[True North Productions, 336 pages]
Sometimes, things are far different than they seem, and that was certainly the case when it came to most of author Tom North’s childhood. Tom was one of the children from the well-known Beardsley family, on which the 1968 comedy film Yours, Mine and Ours was based.
The film presents the blended family, brought together by Tom’s mother’s second marriage to Frank Beardsley, as one big happy clan. In real life, though, that was far from the case. Now that his mother and stepfather have departed this world, Tom tells the real story of what it was like to grow up in the Beardsley household, including the physical and emotional abuse he and his siblings suffered at the hands of Mr. Beardsley, and later, how transcendental meditation helped him recover from it.
This book will appeal to three (possibly overlapping) groups of people: those who are interested in transcendental meditation, fans of Yours, Mine and Ours and people who have gone through abuse themselves.
We’re first introduced to Tom when he’s living with his mother and biological father, Dick North, for the first few years of his life. We can see a clear contrast between this time period and the one that follows, after Helen North has married the Beardsley patriarch and moved her family into his home. Some of Tom’s descriptions of Frank’s abuse are quite graphic in nature, so they could be a bit unsettling to readers, and the change in Tom’s personality after he begins to experience it is made evident. We follow Tom throughout his descent into drug addiction as an escape and experience his introduction to transcendental meditation, his saviour of sorts, along with him.
The part of Tom’s story that likely will prove most interesting to transcendental meditation enthusiasts is that of the time he spends at Maharishi International University in Iowa (named after Maharishi Mahesh Yogi, the founder of the practice). Tom obtains a business degree there, while concurrently learning a great deal more about meditation. As well as educating us on the benefits of transcendental meditation that he receives through attending the school, Tom also reveals meditation’s darker side, mentioning the students who have to leave the program and be taken for psychiatric treatment after their meditative exercises have caused them to take temporary leave of their minds. Tom himself never has to leave involuntarily, though, and the benefits of meditation end up following him throughout the rest of his life. Most importantly, its effects help him resist abusing his own child during a situation that takes him off guard, allowing him to avoid becoming a link in the chain of abuse that is present within many families.
It’s pleasantly surprising that Tom has been able to do as well in life as he has, after getting such a rough start, but without transcendental meditation, he may have become stuck in the trap of snorting cocaine and tripping on acid. True North actually ends somewhat happily overall, with the family getting together for therapy and receiving a shocking apology.
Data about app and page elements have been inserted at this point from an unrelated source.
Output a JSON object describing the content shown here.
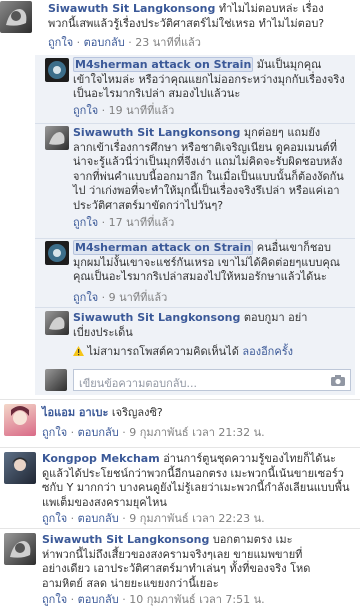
{
  "comments": [
    {
      "author": "Siwawuth Sit Langkonsong",
      "text1": "ทำไมไม่ตอบหล่ะ เรื่อง",
      "text2": "พวกนี้เสพแล้วรู้เรื่องประวัติศาสตร์ไม่ใช่เหรอ ทำไมไม่ตอบ?",
      "like": "ถูกใจ",
      "reply": "ตอบกลับ",
      "time": "23 นาทีที่แล้ว"
    }
  ],
  "replies": [
    {
      "author": "M4sherman attack on Strain",
      "lines": [
        "มันเป็นมุกคุณ",
        "เข้าใจไหมล่ะ หรือว่าคุณแยกไม่ออกระหว่างมุกกับเรื่องจริง",
        "เป็นอะไรมากริเปล่า สมองไปแล้วนะ"
      ],
      "like": "ถูกใจ",
      "time": "19 นาทีที่แล้ว"
    },
    {
      "author": "Siwawuth Sit Langkonsong",
      "lines": [
        "มุกต่อยๆ แถมยัง",
        "ลากเข้าเรื่องการศึกษา หรือชาติเจริญเนียน ดูคอมเมนต์ที่",
        "น่าจะรู้แล้วนี่ว่าเป็นมุกที่จีงเง่า แถมไม่คิดจะรับผิดชอบหลัง",
        "จากที่พ่นคำแบบนี้ออกมาอีก ในเมื่อเป็นแบบนั้นก็ต้องงัดกัน",
        "ไป ว่าเก่งพอที่จะทำให้มุกนี้เป็นเรื่องจริงรึเปล่า หรือแค่เอา",
        "ประวัติศาสตร์มาขัดกว่าไปวันๆ?"
      ],
      "like": "ถูกใจ",
      "time": "17 นาทีที่แล้ว"
    },
    {
      "author": "M4sherman attack on Strain",
      "lines": [
        "คนอื่นเขาก็ชอบ",
        "มุกผมไม่งั้นเขาจะแชร์กันเหรอ เขาไม่ได้คิดต่อยๆแบบคุณ",
        "คุณเป็นอะไรมากริเปล่าสมองไปให้หมอรักษาแล้วได้นะ"
      ],
      "like": "ถูกใจ",
      "time": "9 นาทีที่แล้ว"
    }
  ],
  "draft": {
    "author": "Siwawuth Sit Langkonsong",
    "text1": "ตอบกูมา อย่า",
    "text2": "เบี่ยงประเด็น",
    "error": "ไม่สามารถโพสต์ความคิดเห็นได้",
    "retry": "ลองอีกครั้ง"
  },
  "reply_input": {
    "placeholder": "เขียนข้อความตอบกลับ..."
  },
  "bottom_comments": [
    {
      "author": "ไอแอม อาเบะ",
      "text": "เจริญลงซิ?",
      "like": "ถูกใจ",
      "reply": "ตอบกลับ",
      "time": "9 กุมภาพันธ์ เวลา 21:32 น."
    },
    {
      "author": "Kongpop Mekcham",
      "lines": [
        "อ่านการ์ตูนชุดความรู้ของไทยก็ได้นะ",
        "ดูแล้วได้ประโยชน์กว่าพวกนี้อีกนอกตรง เมะพวกนี้เน้นขายเซอร์ว",
        "ซกับ Y มากกว่า บางคนดูยังไม่รู้เลยว่าเมะพวกนี้กำลังเลียนแบบพื้น",
        "แพเต็มของสงครามยุคไหน"
      ],
      "like": "ถูกใจ",
      "reply": "ตอบกลับ",
      "time": "9 กุมภาพันธ์ เวลา 22:23 น."
    },
    {
      "author": "Siwawuth Sit Langkonsong",
      "lines": [
        "บอกตามตรง เมะ",
        "ห่าพวกนี้ไม่ถึงเสี้ยวของสงครามจริงๆเลย ขายแมพขายที่",
        "อย่างเดียว เอาประวัติศาสตร์มาทำเล่นๆ ทั้งที่ของจริง โหด",
        "อามหิตย์ สลด น่ายยะแขยงกว่านี้เยอะ"
      ],
      "like": "ถูกใจ",
      "reply": "ตอบกลับ",
      "time": "10 กุมภาพันธ์ เวลา 7:51 น."
    }
  ],
  "colors": {
    "link": "#3b5998",
    "reply_bg": "#eff2f7",
    "error_icon": "#f5c518"
  }
}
Tom’s mother also confesses that she married Frank to save his kids from him, but didn’t realize that she was throwing her own children into a horrible situation at the same time.
Was Helen North just dense? Perhaps not; possibly, she was in such a poor emotional state after Dick died that all she wanted was to be with someone who would be dominant, take care of everything and allow her to fade into the background. During the early ’60s, women were also encouraged to “put up and shut up,” and become almost martyr-like, a role that Helen certainly was able to play well as a Beardsley. Conceivably, putting up a happy front in order to remain a minor celebrity may have made her feel better about the sadness that had occurred within her life, too. However, she does leave Frank a few years before she passes away, not that long after the family therapy, and is actually buried next to her first husband. After her death, Tom changes his name back to North.
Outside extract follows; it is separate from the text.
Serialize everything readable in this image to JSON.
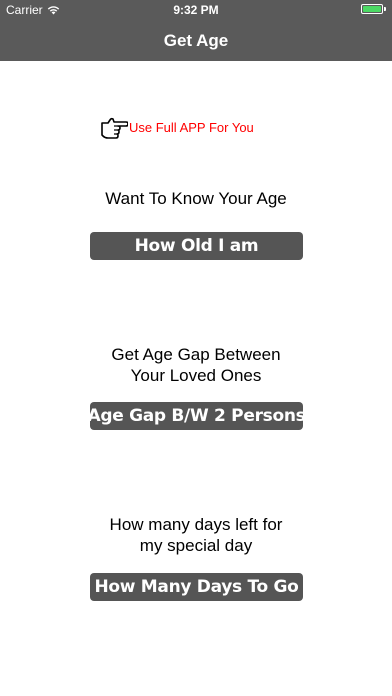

No matter what your motivation is for picking up this book, you won’t want to put it down until you’ve reached the very last pages. There are a few spots in which too much detail may be provided about some of Tom’s activities, such as fishing, but you can quickly buzz through these to get to the meat of the story again. Even if you find the abuse scenes a bit disturbing, the dichotomy between appearance and reality is so fascinating, especially if you’ve seen the associated film, that there’s a good chance you’ll want to keep on reading anyways. If you’ve gone through a fair amount of emotional difficulties in your own life, you may even be inspired to try transcendental meditation, which is also still used to treat drug (and alcohol) addictions, yourself.
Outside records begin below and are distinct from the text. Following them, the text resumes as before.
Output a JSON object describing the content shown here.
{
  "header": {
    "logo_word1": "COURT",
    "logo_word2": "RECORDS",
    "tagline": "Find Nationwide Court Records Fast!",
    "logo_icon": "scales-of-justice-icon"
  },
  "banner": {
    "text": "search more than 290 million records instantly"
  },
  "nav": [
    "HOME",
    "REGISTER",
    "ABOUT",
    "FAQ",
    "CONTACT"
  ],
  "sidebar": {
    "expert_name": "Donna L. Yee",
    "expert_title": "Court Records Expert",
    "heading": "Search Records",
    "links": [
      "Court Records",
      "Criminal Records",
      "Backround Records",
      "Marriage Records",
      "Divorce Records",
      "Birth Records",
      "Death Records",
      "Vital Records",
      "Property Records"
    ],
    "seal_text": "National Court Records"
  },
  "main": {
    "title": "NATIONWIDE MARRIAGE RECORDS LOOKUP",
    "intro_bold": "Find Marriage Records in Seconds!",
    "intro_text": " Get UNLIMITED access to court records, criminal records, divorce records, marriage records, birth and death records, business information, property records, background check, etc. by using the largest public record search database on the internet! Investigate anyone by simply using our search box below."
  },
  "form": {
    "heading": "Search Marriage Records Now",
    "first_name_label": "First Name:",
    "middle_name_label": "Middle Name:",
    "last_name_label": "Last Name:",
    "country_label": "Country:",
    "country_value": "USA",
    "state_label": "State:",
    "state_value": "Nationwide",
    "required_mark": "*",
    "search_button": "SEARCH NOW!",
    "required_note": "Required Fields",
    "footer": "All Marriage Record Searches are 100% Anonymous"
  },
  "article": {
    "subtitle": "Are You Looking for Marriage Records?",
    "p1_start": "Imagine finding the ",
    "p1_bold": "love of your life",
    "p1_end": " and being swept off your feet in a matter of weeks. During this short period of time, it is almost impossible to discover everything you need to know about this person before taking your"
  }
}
Read more about Transcendental Meditation in THE CONSCIOUS CONNECTION: An interview with Maharishi Ayurveda practitioner Dr. Nancy Lonsdorf>>